WORK REQUEST ▸ Copy every record that appears below, exactly as it stands.

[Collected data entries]
--

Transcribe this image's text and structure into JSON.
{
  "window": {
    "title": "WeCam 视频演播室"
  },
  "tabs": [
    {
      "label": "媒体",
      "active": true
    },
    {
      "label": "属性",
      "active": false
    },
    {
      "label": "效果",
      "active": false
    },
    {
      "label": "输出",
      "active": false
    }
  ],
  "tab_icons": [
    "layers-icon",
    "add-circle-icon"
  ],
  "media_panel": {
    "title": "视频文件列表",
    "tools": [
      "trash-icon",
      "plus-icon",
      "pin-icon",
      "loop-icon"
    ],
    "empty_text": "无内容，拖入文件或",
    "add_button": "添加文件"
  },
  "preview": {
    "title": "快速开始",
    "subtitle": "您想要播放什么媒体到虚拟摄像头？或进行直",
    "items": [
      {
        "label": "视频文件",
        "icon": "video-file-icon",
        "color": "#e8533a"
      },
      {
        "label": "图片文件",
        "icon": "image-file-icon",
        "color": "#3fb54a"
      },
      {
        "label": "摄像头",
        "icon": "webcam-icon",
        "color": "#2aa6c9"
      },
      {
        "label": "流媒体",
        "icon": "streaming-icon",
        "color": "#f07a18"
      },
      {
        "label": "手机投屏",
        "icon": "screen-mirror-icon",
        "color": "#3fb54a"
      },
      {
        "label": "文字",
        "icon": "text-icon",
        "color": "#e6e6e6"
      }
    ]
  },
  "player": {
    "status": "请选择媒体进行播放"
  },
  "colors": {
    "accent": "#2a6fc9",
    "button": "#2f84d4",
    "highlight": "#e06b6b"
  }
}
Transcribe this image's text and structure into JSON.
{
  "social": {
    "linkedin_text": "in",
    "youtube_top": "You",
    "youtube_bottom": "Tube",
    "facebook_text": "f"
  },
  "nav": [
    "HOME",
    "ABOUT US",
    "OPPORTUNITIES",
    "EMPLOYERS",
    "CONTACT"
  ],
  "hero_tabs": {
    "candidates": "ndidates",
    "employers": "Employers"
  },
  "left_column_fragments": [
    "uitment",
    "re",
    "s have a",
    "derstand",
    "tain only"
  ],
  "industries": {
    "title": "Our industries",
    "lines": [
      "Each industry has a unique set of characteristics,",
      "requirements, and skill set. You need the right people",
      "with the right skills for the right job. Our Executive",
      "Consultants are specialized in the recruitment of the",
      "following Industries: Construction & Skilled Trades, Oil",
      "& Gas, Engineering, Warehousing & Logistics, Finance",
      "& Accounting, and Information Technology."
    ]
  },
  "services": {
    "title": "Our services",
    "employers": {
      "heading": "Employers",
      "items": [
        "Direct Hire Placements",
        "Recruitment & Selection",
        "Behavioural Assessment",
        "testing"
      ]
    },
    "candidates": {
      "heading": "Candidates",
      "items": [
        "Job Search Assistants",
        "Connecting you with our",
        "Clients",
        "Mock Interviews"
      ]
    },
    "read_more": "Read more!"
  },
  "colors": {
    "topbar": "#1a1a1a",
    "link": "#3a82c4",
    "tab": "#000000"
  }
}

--

ANSWER SECTION ▸
Transcribe this image's text and structure into JSON.
{
  "window": {
    "title": "WeCam 视频演播室"
  },
  "tabs": [
    {
      "label": "媒体",
      "active": true
    },
    {
      "label": "属性",
      "active": false
    },
    {
      "label": "效果",
      "active": false
    },
    {
      "label": "输出",
      "active": false
    }
  ],
  "tab_icons": [
    "layers-icon",
    "add-circle-icon"
  ],
  "media_panel": {
    "title": "视频文件列表",
    "tools": [
      "trash-icon",
      "plus-icon",
      "pin-icon",
      "loop-icon"
    ],
    "empty_text": "无内容，拖入文件或",
    "add_button": "添加文件"
  },
  "preview": {
    "title": "快速开始",
    "subtitle": "您想要播放什么媒体到虚拟摄像头？或进行直",
    "items": [
      {
        "label": "视频文件",
        "icon": "video-file-icon",
        "color": "#e8533a"
      },
      {
        "label": "图片文件",
        "icon": "image-file-icon",
        "color": "#3fb54a"
      },
      {
        "label": "摄像头",
        "icon": "webcam-icon",
        "color": "#2aa6c9"
      },
      {
        "label": "流媒体",
        "icon": "streaming-icon",
        "color": "#f07a18"
      },
      {
        "label": "手机投屏",
        "icon": "screen-mirror-icon",
        "color": "#3fb54a"
      },
      {
        "label": "文字",
        "icon": "text-icon",
        "color": "#e6e6e6"
      }
    ]
  },
  "player": {
    "status": "请选择媒体进行播放"
  },
  "colors": {
    "accent": "#2a6fc9",
    "button": "#2f84d4",
    "highlight": "#e06b6b"
  }
}
Transcribe this image's text and structure into JSON.
{
  "social": {
    "linkedin_text": "in",
    "youtube_top": "You",
    "youtube_bottom": "Tube",
    "facebook_text": "f"
  },
  "nav": [
    "HOME",
    "ABOUT US",
    "OPPORTUNITIES",
    "EMPLOYERS",
    "CONTACT"
  ],
  "hero_tabs": {
    "candidates": "ndidates",
    "employers": "Employers"
  },
  "left_column_fragments": [
    "uitment",
    "re",
    "s have a",
    "derstand",
    "tain only"
  ],
  "industries": {
    "title": "Our industries",
    "lines": [
      "Each industry has a unique set of characteristics,",
      "requirements, and skill set. You need the right people",
      "with the right skills for the right job. Our Executive",
      "Consultants are specialized in the recruitment of the",
      "following Industries: Construction & Skilled Trades, Oil",
      "& Gas, Engineering, Warehousing & Logistics, Finance",
      "& Accounting, and Information Technology."
    ]
  },
  "services": {
    "title": "Our services",
    "employers": {
      "heading": "Employers",
      "items": [
        "Direct Hire Placements",
        "Recruitment & Selection",
        "Behavioural Assessment",
        "testing"
      ]
    },
    "candidates": {
      "heading": "Candidates",
      "items": [
        "Job Search Assistants",
        "Connecting you with our",
        "Clients",
        "Mock Interviews"
      ]
    },
    "read_more": "Read more!"
  },
  "colors": {
    "topbar": "#1a1a1a",
    "link": "#3a82c4",
    "tab": "#000000"
  }
}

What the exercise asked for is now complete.